## REQUIRED ACTION
Which lines in the records below contain the word "color"? Copy each of them.

Website and app data records:
____

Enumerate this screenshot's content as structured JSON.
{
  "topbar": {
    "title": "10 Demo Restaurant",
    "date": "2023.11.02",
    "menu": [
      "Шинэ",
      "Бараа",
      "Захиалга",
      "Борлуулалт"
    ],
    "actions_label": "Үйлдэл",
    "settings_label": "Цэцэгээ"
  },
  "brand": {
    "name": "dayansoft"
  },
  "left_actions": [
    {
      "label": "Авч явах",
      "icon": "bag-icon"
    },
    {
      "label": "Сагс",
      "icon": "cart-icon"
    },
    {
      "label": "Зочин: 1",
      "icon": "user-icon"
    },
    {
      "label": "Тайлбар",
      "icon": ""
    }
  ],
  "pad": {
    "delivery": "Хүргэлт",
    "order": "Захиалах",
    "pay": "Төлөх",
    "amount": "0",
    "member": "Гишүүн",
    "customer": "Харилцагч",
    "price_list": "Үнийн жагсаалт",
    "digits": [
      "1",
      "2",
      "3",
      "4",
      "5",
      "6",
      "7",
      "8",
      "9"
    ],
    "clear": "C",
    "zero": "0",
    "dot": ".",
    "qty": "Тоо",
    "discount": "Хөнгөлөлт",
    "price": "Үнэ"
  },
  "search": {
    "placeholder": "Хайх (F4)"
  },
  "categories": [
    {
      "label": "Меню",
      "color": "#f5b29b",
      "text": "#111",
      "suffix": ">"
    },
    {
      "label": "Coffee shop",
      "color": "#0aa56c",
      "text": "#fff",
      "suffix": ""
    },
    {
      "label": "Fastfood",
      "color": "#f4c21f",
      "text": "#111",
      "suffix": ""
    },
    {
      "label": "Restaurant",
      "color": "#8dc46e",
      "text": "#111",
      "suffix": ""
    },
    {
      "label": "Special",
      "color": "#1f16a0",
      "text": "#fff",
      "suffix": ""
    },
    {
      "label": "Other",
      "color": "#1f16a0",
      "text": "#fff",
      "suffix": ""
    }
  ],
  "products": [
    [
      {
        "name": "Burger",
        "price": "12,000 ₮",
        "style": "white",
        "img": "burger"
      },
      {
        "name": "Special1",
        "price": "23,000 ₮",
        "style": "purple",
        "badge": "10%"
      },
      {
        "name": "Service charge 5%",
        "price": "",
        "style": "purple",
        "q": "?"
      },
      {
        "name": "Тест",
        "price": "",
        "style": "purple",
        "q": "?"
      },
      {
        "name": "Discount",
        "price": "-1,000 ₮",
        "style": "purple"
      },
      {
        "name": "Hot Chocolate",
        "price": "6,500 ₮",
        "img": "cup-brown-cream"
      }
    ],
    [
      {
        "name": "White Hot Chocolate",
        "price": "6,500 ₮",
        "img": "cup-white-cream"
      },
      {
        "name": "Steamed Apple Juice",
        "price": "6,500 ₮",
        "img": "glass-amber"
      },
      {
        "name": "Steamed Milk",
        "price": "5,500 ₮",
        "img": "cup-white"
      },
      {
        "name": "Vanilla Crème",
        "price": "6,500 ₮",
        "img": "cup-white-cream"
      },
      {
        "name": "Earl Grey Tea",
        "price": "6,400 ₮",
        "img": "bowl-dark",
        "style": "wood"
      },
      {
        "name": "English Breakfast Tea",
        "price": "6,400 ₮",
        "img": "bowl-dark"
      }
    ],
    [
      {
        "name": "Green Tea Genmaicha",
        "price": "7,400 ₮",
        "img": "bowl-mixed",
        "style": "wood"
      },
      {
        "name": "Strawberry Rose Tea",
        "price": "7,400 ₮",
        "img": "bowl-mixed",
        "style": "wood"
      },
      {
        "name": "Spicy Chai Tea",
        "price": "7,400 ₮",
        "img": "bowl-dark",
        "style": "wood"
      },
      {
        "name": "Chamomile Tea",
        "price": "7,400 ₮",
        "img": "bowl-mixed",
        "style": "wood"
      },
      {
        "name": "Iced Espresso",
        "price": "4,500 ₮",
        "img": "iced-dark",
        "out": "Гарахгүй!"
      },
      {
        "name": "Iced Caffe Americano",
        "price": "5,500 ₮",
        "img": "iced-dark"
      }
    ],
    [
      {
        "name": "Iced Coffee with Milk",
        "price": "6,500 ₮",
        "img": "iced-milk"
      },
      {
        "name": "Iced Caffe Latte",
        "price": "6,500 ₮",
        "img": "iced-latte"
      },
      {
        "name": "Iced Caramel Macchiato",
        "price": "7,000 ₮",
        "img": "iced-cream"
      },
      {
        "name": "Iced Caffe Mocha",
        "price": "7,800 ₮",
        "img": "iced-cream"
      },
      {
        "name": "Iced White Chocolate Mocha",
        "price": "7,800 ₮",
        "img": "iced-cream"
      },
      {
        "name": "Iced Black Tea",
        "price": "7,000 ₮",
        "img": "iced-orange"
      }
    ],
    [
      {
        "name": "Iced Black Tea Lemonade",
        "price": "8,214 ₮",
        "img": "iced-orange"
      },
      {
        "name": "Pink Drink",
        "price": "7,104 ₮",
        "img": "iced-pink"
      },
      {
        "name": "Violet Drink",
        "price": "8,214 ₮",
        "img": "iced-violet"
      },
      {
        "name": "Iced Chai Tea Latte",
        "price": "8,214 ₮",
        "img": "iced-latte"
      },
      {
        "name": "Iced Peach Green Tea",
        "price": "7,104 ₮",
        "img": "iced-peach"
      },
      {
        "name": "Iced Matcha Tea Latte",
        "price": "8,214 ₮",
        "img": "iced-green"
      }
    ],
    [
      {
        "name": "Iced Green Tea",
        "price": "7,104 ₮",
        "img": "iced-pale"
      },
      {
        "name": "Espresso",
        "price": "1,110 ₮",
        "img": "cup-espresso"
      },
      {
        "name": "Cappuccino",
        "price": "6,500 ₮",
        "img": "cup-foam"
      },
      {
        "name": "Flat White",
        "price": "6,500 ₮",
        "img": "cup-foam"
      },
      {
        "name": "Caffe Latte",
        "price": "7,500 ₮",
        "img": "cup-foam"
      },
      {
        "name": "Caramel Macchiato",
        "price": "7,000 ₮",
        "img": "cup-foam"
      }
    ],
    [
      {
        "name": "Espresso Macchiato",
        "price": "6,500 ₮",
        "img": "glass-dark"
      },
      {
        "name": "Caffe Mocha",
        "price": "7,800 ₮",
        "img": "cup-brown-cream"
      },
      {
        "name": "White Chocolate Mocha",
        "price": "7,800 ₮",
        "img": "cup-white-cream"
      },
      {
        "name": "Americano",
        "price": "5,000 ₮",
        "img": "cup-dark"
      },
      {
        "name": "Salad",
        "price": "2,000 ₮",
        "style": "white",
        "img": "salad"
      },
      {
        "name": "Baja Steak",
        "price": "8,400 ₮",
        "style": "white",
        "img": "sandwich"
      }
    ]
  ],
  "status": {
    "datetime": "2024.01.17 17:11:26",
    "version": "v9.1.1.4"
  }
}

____

## RESPONSE BOX
      "color": "#f5b29b",
      "color": "#0aa56c",
      "color": "#f4c21f",
      "color": "#8dc46e",
      "color": "#1f16a0",
      "color": "#1f16a0",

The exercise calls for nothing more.